##### DATA PROVIDED #####
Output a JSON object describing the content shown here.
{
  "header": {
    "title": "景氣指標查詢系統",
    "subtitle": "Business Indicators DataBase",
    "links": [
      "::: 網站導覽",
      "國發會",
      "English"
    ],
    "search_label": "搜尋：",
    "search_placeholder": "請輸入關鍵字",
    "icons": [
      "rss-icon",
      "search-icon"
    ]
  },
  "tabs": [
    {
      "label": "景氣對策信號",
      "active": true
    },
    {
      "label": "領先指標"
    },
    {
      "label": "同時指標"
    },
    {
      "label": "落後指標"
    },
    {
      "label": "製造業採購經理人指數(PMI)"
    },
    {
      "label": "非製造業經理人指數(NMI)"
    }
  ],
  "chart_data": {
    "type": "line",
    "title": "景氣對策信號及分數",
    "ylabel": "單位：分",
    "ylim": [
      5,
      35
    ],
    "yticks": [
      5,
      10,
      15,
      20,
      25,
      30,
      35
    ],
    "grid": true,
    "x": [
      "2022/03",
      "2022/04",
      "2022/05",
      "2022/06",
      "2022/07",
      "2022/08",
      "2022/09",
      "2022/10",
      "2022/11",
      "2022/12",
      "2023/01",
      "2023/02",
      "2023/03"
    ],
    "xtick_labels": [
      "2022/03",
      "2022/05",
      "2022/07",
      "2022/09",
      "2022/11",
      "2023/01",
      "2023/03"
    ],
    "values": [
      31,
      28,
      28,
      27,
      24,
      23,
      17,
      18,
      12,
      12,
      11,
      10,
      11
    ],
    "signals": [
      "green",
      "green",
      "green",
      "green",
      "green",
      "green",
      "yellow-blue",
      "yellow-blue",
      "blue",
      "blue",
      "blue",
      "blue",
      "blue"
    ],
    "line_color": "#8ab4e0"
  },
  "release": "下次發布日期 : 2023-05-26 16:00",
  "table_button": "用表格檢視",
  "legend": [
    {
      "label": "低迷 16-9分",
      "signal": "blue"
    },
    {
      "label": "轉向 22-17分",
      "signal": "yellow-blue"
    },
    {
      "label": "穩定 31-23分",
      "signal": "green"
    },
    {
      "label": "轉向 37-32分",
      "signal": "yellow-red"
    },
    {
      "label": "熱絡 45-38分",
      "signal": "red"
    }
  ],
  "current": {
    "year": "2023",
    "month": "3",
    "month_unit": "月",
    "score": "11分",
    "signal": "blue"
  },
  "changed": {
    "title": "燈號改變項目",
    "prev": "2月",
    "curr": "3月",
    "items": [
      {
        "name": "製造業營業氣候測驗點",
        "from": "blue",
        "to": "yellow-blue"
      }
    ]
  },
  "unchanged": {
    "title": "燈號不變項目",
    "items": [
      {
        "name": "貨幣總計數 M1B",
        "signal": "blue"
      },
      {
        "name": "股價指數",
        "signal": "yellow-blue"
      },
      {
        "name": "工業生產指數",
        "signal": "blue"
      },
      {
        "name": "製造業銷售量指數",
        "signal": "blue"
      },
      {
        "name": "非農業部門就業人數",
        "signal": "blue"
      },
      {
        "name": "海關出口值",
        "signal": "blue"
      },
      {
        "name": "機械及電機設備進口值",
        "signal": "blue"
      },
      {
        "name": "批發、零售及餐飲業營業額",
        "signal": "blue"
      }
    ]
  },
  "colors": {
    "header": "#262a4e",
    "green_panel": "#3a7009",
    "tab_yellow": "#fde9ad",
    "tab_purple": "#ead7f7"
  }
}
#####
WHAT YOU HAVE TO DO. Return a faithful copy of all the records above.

RESULT OF THIS TASK.
Output a JSON object describing the content shown here.
{
  "header": {
    "title": "景氣指標查詢系統",
    "subtitle": "Business Indicators DataBase",
    "links": [
      "::: 網站導覽",
      "國發會",
      "English"
    ],
    "search_label": "搜尋：",
    "search_placeholder": "請輸入關鍵字",
    "icons": [
      "rss-icon",
      "search-icon"
    ]
  },
  "tabs": [
    {
      "label": "景氣對策信號",
      "active": true
    },
    {
      "label": "領先指標"
    },
    {
      "label": "同時指標"
    },
    {
      "label": "落後指標"
    },
    {
      "label": "製造業採購經理人指數(PMI)"
    },
    {
      "label": "非製造業經理人指數(NMI)"
    }
  ],
  "chart_data": {
    "type": "line",
    "title": "景氣對策信號及分數",
    "ylabel": "單位：分",
    "ylim": [
      5,
      35
    ],
    "yticks": [
      5,
      10,
      15,
      20,
      25,
      30,
      35
    ],
    "grid": true,
    "x": [
      "2022/03",
      "2022/04",
      "2022/05",
      "2022/06",
      "2022/07",
      "2022/08",
      "2022/09",
      "2022/10",
      "2022/11",
      "2022/12",
      "2023/01",
      "2023/02",
      "2023/03"
    ],
    "xtick_labels": [
      "2022/03",
      "2022/05",
      "2022/07",
      "2022/09",
      "2022/11",
      "2023/01",
      "2023/03"
    ],
    "values": [
      31,
      28,
      28,
      27,
      24,
      23,
      17,
      18,
      12,
      12,
      11,
      10,
      11
    ],
    "signals": [
      "green",
      "green",
      "green",
      "green",
      "green",
      "green",
      "yellow-blue",
      "yellow-blue",
      "blue",
      "blue",
      "blue",
      "blue",
      "blue"
    ],
    "line_color": "#8ab4e0"
  },
  "release": "下次發布日期 : 2023-05-26 16:00",
  "table_button": "用表格檢視",
  "legend": [
    {
      "label": "低迷 16-9分",
      "signal": "blue"
    },
    {
      "label": "轉向 22-17分",
      "signal": "yellow-blue"
    },
    {
      "label": "穩定 31-23分",
      "signal": "green"
    },
    {
      "label": "轉向 37-32分",
      "signal": "yellow-red"
    },
    {
      "label": "熱絡 45-38分",
      "signal": "red"
    }
  ],
  "current": {
    "year": "2023",
    "month": "3",
    "month_unit": "月",
    "score": "11分",
    "signal": "blue"
  },
  "changed": {
    "title": "燈號改變項目",
    "prev": "2月",
    "curr": "3月",
    "items": [
      {
        "name": "製造業營業氣候測驗點",
        "from": "blue",
        "to": "yellow-blue"
      }
    ]
  },
  "unchanged": {
    "title": "燈號不變項目",
    "items": [
      {
        "name": "貨幣總計數 M1B",
        "signal": "blue"
      },
      {
        "name": "股價指數",
        "signal": "yellow-blue"
      },
      {
        "name": "工業生產指數",
        "signal": "blue"
      },
      {
        "name": "製造業銷售量指數",
        "signal": "blue"
      },
      {
        "name": "非農業部門就業人數",
        "signal": "blue"
      },
      {
        "name": "海關出口值",
        "signal": "blue"
      },
      {
        "name": "機械及電機設備進口值",
        "signal": "blue"
      },
      {
        "name": "批發、零售及餐飲業營業額",
        "signal": "blue"
      }
    ]
  },
  "colors": {
    "header": "#262a4e",
    "green_panel": "#3a7009",
    "tab_yellow": "#fde9ad",
    "tab_purple": "#ead7f7"
  }
}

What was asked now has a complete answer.